My reflection in the Washington Post on the fifth anniversary of Michael Brown's killing.
What happens when historians consider not only the activism but the faith of activists? That is the question I explored at the 2018 Conference on Faith and History. I presented a paper as apart of a panel on the Long Civil Rights Movement. To prepare for the talk I visited the Fannie Lou Hamer Memorial … Continue reading The Fannie Lou Hamer Memorial Park
* This article originally appeared on The Witness: A Black Christian Collective 6/27/18 The late Billy Graham said in an Associated Press interview in 2005 that he wished he had done more for Civil Rights. He especially regretted not partnering with Martin Luther King, Jr. “I think I made a mistake when I didn’t go … Continue reading Moving Beyond Graham’s Legacy: Raising the Bar on Evangelical Participation in Civil Rights
* This article originally appeared on The Witness: A Black Christian Collective 4/23/18 In a revealing article in the New York Times, journalist Campbell Robertson, details the impact of the 2016 election on black Christians in white churches. Observing the overwhelming political support that white evangelicals exhibited for the current president, many African Americans felt … Continue reading A Wilderness Wandering After the “Quiet Exodus”

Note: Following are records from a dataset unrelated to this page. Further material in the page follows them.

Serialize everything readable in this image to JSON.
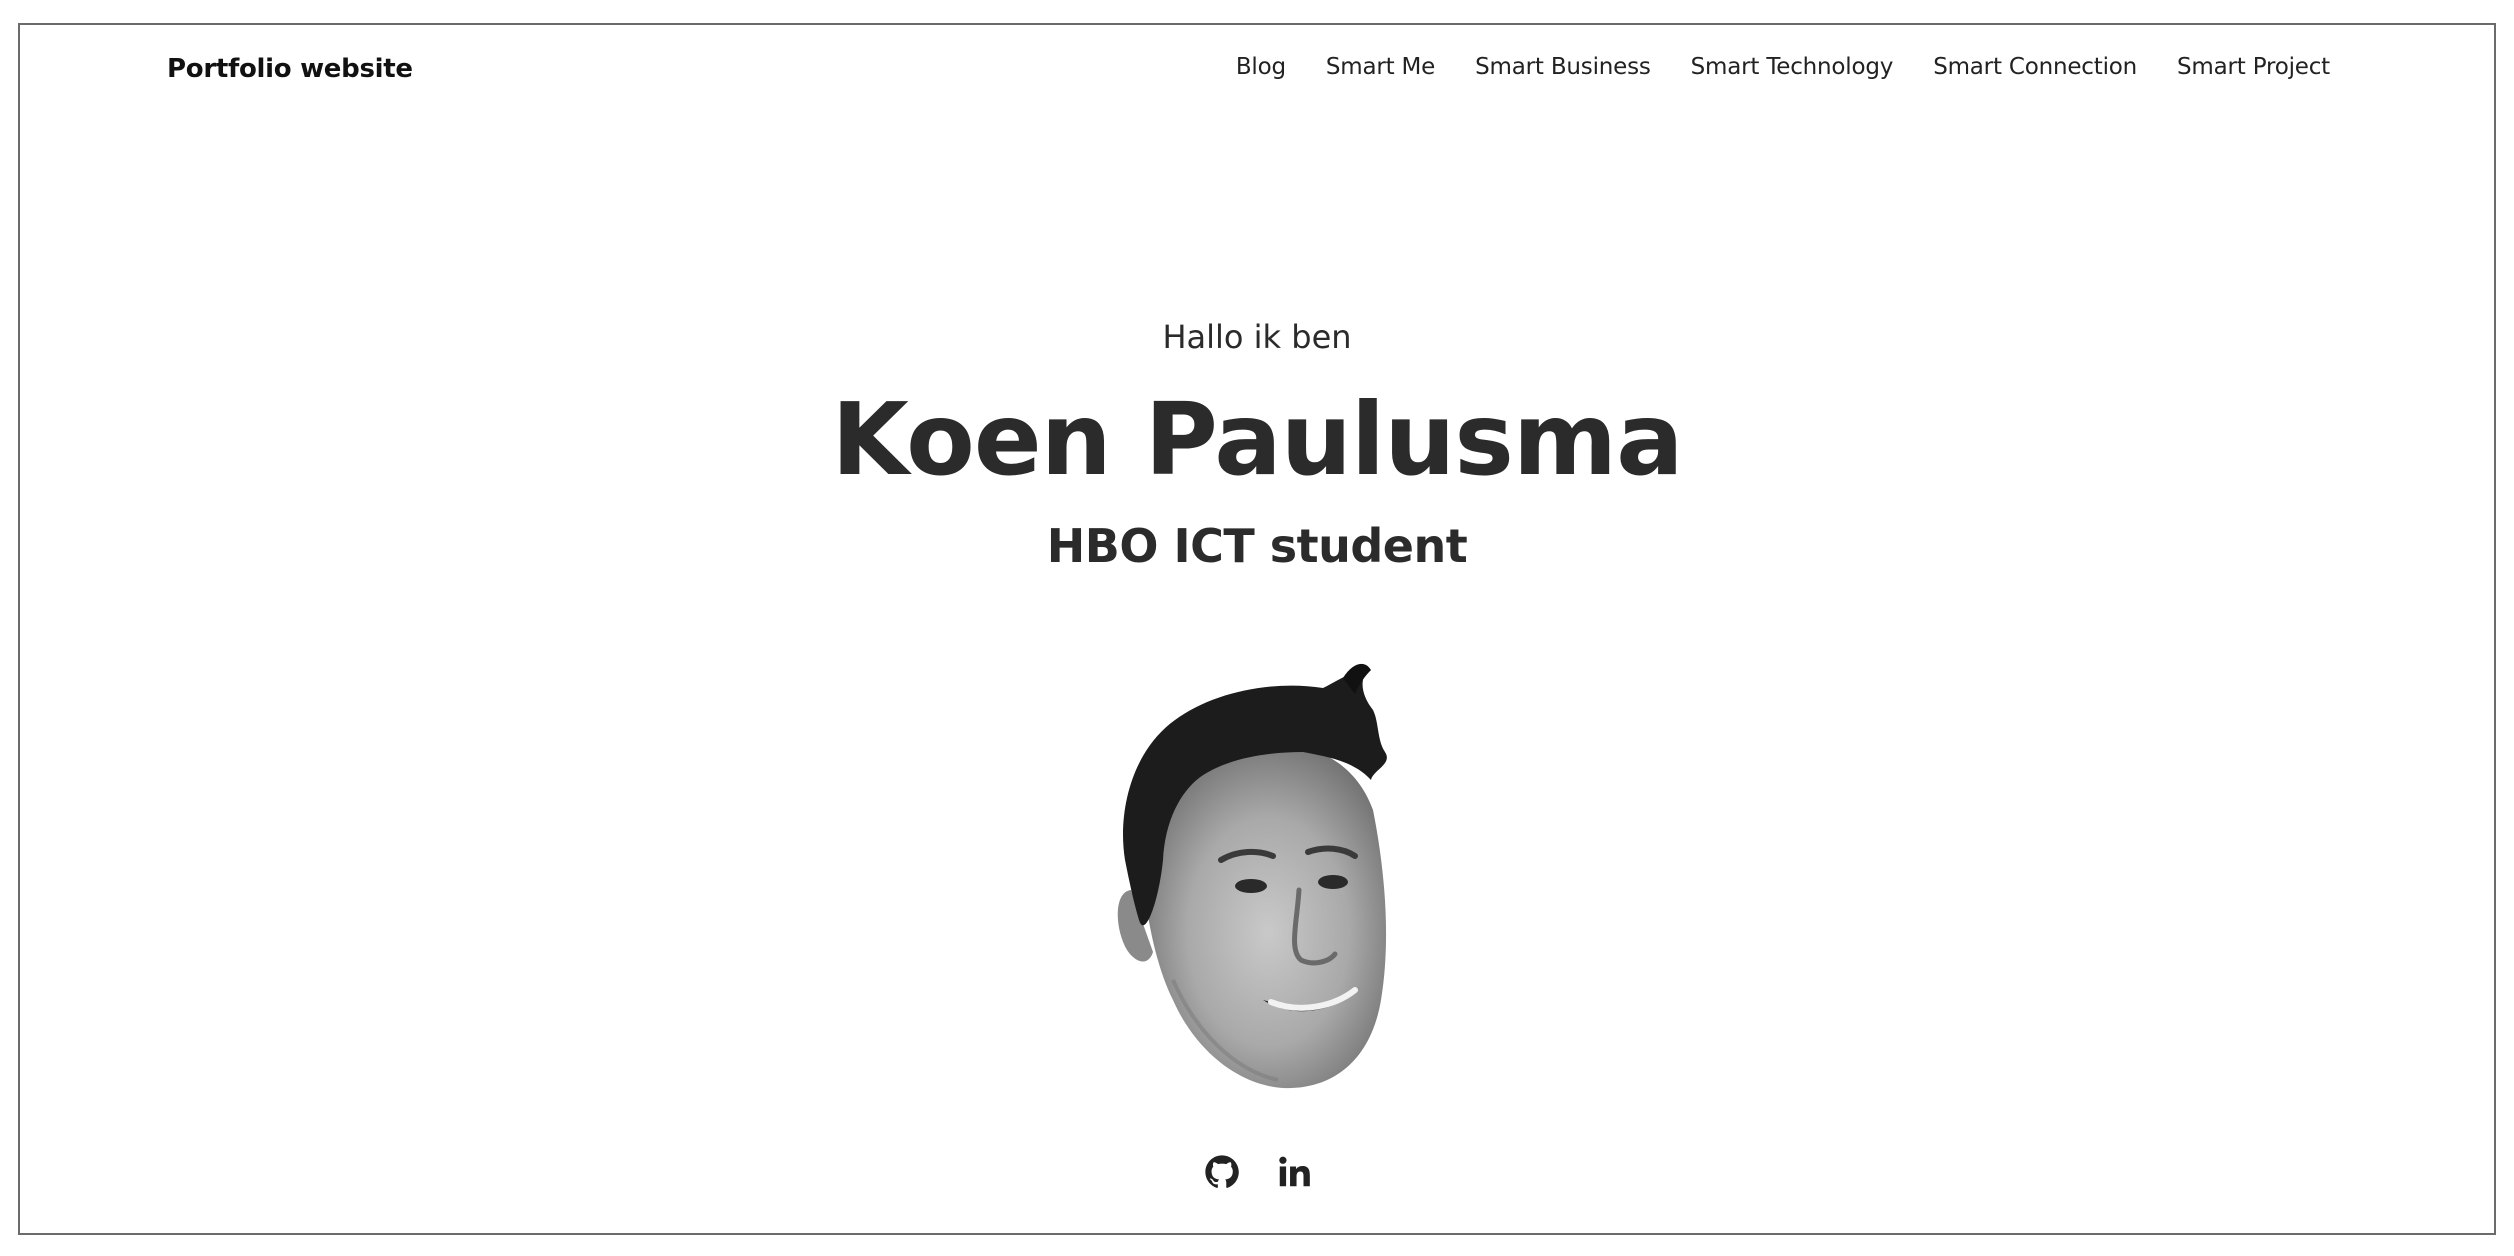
{
  "brand": "Portfolio website",
  "nav": {
    "items": [
      {
        "label": "Blog"
      },
      {
        "label": "Smart Me"
      },
      {
        "label": "Smart Business"
      },
      {
        "label": "Smart Technology"
      },
      {
        "label": "Smart Connection"
      },
      {
        "label": "Smart Project"
      }
    ]
  },
  "hero": {
    "greeting": "Hallo ik ben",
    "name": "Koen Paulusma",
    "role": "HBO ICT student"
  },
  "socials": [
    {
      "icon": "github-icon"
    },
    {
      "icon": "linkedin-icon"
    }
  ],
  "colors": {
    "text": "#2b2b2b",
    "background": "#ffffff",
    "border": "#6b6b6b"
  }
}
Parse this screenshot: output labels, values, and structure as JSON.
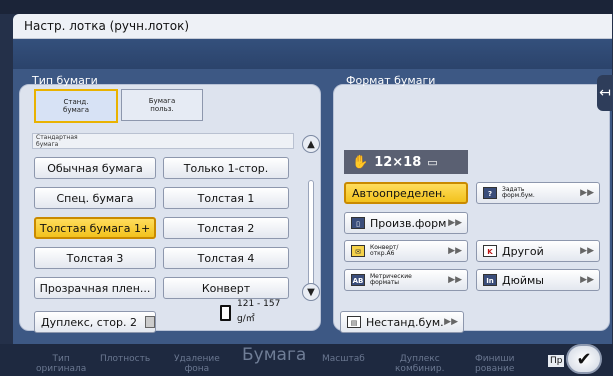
{
  "dialog": {
    "title": "Настр. лотка (ручн.лоток)"
  },
  "paper_type": {
    "title": "Тип бумаги",
    "tabs": [
      "Станд.\nбумага",
      "Бумага\nпольз."
    ],
    "section_label": "Стандартная\nбумага",
    "buttons": [
      "Обычная бумага",
      "Только 1-стор.",
      "Спец. бумага",
      "Толстая 1",
      "Толстая бумага 1+",
      "Толстая 2",
      "Толстая 3",
      "Толстая 4",
      "Прозрачная плен...",
      "Конверт"
    ],
    "selected": "Толстая бумага 1+",
    "duplex_label": "Дуплекс, стор. 2",
    "density_line1": "121 - 157",
    "density_line2": "g/㎡"
  },
  "paper_size": {
    "title": "Формат бумаги",
    "current_size": "12×18",
    "auto": "Автоопределен.",
    "set_size_small": "Задать\nформ.бум.",
    "custom_size": "Произв.форм",
    "envelope_small": "Конверт/\nоткр.A6",
    "other": "Другой",
    "metric_small": "Метрические\nформаты",
    "inches": "Дюймы",
    "nonstandard": "Нестанд.бум."
  },
  "bottom_nav": {
    "items": [
      "Тип\nоригинала",
      "Плотность",
      "Удаление\nфона",
      "Бумага",
      "Масштаб",
      "Дуплекс\nкомбинир.",
      "Финиши\nрование"
    ],
    "ok_label": "✔",
    "partial": "Пр"
  },
  "icons": {
    "scroll_up": "▲",
    "scroll_down": "▼",
    "side_tab": "↤",
    "arrow": "▶▶"
  }
}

*This article originally appeared on The Witness: A Black Christian Collective America fought it’s bloodiest war mainly over the issue of slavery. It took the deaths of over half a million citizens to abolish the heinous institution. This figure does not account for the untold numbers of black lives devastated by slavery—brutal corporal punishments, the … Continue reading Why Juneteenth Should Be a National Holiday